[Work request]
In the entries below, count each line where "Промышленная" appears. Give the total and nothing more.
(Beginning of Dataset records)
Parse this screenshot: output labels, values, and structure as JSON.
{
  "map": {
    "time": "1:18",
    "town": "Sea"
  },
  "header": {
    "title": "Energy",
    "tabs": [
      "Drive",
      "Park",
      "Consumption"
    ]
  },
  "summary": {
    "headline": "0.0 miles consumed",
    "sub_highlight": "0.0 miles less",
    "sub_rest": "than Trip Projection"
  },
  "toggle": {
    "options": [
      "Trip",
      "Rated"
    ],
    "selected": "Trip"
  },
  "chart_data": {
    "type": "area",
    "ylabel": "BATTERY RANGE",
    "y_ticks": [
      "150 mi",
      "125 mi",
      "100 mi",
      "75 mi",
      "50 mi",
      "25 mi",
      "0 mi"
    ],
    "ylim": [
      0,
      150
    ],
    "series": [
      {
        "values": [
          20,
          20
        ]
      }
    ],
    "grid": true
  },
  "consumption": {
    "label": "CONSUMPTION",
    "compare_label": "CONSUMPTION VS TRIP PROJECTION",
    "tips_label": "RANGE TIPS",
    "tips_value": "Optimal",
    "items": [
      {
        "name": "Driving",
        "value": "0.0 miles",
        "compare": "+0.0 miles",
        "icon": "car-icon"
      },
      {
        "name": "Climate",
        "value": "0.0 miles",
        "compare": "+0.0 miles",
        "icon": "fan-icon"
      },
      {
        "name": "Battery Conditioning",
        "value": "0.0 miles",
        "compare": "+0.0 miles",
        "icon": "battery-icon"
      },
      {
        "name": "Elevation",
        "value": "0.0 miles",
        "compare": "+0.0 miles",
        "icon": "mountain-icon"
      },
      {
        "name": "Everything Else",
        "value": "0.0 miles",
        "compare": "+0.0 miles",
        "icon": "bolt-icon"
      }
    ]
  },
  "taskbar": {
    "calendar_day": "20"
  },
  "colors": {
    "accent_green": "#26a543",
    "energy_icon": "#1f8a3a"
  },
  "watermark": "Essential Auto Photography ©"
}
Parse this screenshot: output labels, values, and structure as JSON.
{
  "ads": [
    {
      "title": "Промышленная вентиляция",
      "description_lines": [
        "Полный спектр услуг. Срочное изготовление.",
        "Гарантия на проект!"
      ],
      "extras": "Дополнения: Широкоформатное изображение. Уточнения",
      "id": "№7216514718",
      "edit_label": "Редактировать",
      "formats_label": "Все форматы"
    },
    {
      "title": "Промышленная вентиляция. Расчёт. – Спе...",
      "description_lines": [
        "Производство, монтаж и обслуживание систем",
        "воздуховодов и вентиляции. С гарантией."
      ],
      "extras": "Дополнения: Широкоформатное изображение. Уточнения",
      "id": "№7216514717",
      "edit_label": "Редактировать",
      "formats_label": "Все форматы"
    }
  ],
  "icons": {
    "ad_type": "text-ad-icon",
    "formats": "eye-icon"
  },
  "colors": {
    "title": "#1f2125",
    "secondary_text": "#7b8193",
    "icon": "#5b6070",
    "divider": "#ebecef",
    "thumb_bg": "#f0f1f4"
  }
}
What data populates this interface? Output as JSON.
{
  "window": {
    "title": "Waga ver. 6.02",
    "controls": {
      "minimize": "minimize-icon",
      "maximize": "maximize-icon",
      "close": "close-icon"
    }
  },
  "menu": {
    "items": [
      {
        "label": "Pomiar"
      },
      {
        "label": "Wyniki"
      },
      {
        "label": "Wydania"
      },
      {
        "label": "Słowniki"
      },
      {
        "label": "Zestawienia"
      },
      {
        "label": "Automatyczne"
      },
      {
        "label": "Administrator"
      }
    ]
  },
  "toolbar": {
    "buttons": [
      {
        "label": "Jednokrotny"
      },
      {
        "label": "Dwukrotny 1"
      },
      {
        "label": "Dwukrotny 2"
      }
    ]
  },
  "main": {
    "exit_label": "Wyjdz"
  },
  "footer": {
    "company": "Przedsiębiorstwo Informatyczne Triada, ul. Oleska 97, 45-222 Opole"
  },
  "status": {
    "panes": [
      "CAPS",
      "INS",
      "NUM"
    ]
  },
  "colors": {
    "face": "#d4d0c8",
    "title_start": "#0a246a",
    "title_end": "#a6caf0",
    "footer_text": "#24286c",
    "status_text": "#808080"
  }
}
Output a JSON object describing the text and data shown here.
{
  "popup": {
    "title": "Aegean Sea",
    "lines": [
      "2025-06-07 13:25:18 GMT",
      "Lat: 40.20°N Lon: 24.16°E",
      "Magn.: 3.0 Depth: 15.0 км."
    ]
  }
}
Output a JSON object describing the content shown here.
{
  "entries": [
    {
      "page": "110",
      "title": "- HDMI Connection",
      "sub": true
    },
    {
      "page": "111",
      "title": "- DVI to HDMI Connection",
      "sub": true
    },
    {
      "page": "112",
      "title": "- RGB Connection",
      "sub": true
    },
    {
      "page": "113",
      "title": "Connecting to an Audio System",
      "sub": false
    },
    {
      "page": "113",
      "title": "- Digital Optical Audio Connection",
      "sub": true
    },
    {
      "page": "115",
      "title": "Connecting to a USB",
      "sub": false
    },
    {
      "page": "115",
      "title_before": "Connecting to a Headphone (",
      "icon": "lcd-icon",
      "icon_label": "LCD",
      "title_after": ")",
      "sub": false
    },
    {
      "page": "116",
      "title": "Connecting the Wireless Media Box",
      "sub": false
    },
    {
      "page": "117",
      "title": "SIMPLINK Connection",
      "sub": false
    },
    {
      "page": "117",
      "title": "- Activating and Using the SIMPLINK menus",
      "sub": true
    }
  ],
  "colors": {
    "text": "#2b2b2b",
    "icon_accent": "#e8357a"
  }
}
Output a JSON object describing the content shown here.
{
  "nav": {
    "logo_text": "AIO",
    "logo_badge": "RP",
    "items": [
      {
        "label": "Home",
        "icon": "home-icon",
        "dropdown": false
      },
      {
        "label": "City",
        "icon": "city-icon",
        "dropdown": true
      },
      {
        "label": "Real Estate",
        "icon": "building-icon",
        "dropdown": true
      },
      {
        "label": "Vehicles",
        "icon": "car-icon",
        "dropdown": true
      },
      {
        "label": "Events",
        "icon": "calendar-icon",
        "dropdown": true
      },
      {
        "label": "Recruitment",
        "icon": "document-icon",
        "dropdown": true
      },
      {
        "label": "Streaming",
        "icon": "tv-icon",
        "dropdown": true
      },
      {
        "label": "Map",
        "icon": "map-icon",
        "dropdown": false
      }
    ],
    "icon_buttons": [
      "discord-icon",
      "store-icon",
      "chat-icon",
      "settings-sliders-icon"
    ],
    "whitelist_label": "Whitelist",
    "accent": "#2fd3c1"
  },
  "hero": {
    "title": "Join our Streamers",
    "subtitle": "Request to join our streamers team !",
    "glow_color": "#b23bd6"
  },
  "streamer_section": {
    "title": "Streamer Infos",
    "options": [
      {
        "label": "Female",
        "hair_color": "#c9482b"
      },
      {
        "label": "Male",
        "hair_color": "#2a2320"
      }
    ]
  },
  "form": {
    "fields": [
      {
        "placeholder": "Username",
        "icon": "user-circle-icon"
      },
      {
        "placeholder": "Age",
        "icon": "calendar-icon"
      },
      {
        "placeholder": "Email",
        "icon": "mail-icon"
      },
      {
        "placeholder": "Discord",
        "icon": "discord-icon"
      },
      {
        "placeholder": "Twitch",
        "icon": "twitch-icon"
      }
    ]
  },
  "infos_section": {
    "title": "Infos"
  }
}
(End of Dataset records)
[Answer below]
2